So I’m all in on the hot yoga thing. The past couple years, I’ve even gotten a little playful with it. A little gymnastic-y. Which makes me feel fancy, and kind of legit.
This morning, I fell into a nice rhythm, sneaking in a couple of great handstands and headstands. I was sweating from every pore, cleansing my toxins; I was looking toward a good day. I felt like a badass. A badass in charge of stuff. I felt good.
Then, the teacher directed us into a pose that naturally led to a headstand. Legs gracefully in the air, I did a couple of curls and turns (fancy me, right?), and then—whoops—I wobbled a bit. No big thing, I thought. My mat was near a wall, right? —So I’d just tap on it and get back upright again. You have the wall. Tilt toward the wall. Reach. Toes. Reach. Reach--?
And then: Oh, no. You were working from the back of the mat, you dolt. You forgot where you were. There’s no wall.
I floundered and fumbled, legs all flopping and flailing, down down down, and then: Splat. Flat on my back. Loudly. It sounded like a sweaty, middle-aged body crashing to the floor, which of course is exactly what it was.
I scrambled up and around, excusing and apologizing, saying something about a wall, and there was awkward laughter from the other (heretofore stoic) faces in the room, and the teacher asked if I was okay, and everyone was all ha, ha, ha. And then, blessedly, everyone went back to business, serious and focused as before. Upright again in body and mind, I closed my eyes, marveling at the speed with which my confidence had turned into a clumsy fall, and how quickly I’d gone from feeling like a ballerina to a one-legged goat.
I thought about it as I went through my day—about being confident and still having humiliating, inevitable crashes. Confidence is, after all, a funny thing. Leaders need confidence. We’re weak and untrustworthy without it. People need to know we can stand up and be freakin’ awesome. But the minute we think we’ve really got it—that we’ve mastered it—that we're done—our confidence may splat itself into bits on the floor.
Each time we splat, we need to get up again.
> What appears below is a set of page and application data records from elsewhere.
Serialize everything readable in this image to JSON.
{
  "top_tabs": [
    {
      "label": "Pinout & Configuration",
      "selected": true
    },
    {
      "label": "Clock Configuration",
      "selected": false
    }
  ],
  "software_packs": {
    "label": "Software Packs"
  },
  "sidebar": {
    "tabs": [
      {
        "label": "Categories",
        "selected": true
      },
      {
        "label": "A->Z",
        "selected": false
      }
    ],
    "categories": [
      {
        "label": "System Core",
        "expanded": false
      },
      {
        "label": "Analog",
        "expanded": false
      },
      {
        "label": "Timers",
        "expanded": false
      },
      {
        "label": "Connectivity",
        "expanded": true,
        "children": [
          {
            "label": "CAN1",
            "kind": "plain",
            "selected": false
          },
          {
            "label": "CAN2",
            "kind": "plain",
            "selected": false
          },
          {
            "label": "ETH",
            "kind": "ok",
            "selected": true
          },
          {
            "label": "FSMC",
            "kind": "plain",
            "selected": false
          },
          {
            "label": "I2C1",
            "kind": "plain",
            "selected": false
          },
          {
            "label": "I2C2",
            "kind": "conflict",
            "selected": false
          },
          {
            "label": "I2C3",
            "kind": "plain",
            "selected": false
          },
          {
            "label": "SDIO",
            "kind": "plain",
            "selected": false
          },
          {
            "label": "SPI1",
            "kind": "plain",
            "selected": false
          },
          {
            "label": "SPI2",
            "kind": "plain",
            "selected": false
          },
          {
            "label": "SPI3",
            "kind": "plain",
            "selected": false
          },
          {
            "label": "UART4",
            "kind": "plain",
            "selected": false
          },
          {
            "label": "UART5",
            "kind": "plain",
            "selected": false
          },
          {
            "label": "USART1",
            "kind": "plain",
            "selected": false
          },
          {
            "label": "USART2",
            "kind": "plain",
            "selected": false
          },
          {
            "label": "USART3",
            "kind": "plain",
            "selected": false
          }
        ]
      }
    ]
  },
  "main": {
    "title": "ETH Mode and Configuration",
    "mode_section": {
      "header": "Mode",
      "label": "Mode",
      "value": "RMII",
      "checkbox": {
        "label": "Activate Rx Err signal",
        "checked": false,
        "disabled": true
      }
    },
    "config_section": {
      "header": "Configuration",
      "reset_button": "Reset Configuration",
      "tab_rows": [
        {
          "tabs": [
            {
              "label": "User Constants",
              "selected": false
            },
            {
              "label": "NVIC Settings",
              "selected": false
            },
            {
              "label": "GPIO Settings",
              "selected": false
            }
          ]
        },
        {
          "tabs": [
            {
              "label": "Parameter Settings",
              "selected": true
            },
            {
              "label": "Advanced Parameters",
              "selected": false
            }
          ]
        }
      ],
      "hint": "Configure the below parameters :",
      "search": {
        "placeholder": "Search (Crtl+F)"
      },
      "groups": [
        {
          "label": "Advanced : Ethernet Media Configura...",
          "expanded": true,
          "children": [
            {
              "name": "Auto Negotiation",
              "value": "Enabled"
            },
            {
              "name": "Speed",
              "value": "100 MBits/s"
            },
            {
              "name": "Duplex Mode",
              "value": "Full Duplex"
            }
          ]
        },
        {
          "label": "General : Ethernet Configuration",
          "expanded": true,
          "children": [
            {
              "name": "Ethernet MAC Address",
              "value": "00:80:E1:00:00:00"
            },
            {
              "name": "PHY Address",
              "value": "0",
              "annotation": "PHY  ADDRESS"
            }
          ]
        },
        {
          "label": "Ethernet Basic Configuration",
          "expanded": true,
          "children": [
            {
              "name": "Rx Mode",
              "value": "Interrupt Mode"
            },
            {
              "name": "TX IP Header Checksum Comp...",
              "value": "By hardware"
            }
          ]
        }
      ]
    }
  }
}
That's the secret: Get back into the pose, the groove, the rhythm. Avoid pouting or feeling downtrodden along the way; just accept the collapses and move on. If we plan on the wall, and there’s no wall, well, then, there’s no wall. Reaching for it won’t do a bit of good. Fall... and stand up again. That's all.